INSTRUCTIONS FOR THE TASK: Going line by line through the data below, how many lines contain the word "Document"? Give only the number.

DATA SHOWN:
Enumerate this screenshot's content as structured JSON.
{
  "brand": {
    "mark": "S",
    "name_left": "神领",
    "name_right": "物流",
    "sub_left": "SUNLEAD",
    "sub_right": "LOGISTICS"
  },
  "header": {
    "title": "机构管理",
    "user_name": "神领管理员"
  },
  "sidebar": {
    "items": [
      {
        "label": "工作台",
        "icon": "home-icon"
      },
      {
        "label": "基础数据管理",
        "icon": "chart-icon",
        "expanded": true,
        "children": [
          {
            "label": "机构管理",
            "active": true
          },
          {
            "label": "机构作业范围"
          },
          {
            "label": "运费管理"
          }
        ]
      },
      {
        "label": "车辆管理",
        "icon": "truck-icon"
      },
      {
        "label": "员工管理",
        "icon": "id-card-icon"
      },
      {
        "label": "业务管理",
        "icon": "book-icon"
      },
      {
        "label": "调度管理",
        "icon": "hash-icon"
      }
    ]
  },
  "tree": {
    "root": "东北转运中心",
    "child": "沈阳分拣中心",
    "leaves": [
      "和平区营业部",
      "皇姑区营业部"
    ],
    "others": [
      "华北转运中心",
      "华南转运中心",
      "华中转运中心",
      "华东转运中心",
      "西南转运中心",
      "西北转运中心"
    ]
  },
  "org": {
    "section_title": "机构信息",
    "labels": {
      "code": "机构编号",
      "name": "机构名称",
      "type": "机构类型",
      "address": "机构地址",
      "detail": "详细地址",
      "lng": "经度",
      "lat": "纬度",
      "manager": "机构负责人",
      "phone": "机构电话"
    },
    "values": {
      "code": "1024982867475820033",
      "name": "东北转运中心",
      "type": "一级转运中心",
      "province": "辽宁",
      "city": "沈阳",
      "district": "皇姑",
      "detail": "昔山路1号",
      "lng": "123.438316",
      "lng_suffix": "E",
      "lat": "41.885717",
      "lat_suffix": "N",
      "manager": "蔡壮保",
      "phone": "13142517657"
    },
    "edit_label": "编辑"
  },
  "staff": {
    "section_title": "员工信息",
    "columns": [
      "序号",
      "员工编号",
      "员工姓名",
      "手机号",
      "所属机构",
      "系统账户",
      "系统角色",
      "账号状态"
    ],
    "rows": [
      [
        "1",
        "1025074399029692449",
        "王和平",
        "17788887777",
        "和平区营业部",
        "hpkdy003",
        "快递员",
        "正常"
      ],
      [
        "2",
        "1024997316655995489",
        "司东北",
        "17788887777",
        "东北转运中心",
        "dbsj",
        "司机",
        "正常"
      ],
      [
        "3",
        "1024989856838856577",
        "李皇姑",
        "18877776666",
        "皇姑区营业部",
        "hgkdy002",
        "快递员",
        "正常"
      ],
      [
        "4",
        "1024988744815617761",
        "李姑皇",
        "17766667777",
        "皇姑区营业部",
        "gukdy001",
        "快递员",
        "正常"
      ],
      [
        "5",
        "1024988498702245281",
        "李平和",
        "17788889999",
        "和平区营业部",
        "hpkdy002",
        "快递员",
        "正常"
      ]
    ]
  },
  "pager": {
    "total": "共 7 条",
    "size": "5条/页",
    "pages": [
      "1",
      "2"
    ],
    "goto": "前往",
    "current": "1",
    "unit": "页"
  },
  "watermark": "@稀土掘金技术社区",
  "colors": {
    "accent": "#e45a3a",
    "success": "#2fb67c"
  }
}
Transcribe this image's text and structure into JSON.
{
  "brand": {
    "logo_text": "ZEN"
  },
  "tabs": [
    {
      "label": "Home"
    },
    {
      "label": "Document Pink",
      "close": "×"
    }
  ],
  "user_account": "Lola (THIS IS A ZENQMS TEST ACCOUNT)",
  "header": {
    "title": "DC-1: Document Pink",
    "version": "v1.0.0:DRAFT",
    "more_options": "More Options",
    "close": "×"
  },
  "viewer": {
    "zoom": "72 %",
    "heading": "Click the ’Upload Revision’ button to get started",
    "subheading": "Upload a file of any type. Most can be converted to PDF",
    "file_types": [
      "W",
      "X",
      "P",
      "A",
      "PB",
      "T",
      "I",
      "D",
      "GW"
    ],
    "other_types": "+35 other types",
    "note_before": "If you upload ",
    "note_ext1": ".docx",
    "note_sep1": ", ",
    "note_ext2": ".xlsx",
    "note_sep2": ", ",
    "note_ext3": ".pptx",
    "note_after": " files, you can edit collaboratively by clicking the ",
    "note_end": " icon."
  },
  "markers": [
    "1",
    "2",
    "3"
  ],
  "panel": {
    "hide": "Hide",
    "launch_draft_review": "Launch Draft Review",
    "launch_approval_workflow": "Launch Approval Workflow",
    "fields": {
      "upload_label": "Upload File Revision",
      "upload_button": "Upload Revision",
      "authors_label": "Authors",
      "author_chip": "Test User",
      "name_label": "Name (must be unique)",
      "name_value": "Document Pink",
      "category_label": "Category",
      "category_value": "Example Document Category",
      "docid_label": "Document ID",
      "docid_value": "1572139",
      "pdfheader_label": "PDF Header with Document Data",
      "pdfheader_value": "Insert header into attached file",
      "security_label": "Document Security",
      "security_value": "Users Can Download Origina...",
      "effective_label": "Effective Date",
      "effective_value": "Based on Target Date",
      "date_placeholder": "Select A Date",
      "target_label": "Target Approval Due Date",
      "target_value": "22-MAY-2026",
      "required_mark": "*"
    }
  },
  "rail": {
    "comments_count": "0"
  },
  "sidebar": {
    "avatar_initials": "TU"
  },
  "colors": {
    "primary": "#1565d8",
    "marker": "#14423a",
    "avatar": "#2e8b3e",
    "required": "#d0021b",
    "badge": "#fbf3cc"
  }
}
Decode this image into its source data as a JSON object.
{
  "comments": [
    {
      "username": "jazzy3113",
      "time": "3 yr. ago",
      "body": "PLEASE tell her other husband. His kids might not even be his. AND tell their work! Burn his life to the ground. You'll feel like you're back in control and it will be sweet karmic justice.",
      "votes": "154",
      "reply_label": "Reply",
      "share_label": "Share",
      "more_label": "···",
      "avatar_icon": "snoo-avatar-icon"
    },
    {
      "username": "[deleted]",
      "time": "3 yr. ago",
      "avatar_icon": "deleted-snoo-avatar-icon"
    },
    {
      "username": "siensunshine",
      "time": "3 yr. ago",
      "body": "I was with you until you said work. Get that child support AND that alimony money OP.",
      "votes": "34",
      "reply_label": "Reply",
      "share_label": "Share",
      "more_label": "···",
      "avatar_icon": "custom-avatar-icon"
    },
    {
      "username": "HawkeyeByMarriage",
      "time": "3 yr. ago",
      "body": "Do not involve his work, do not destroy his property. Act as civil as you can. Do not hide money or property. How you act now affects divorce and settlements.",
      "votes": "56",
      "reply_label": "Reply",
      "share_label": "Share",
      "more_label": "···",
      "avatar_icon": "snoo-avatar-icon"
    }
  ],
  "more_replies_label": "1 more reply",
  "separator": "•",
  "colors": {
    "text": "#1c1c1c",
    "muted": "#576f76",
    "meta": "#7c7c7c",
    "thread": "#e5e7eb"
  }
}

SOLUTION TO THIS EXERCISE: 7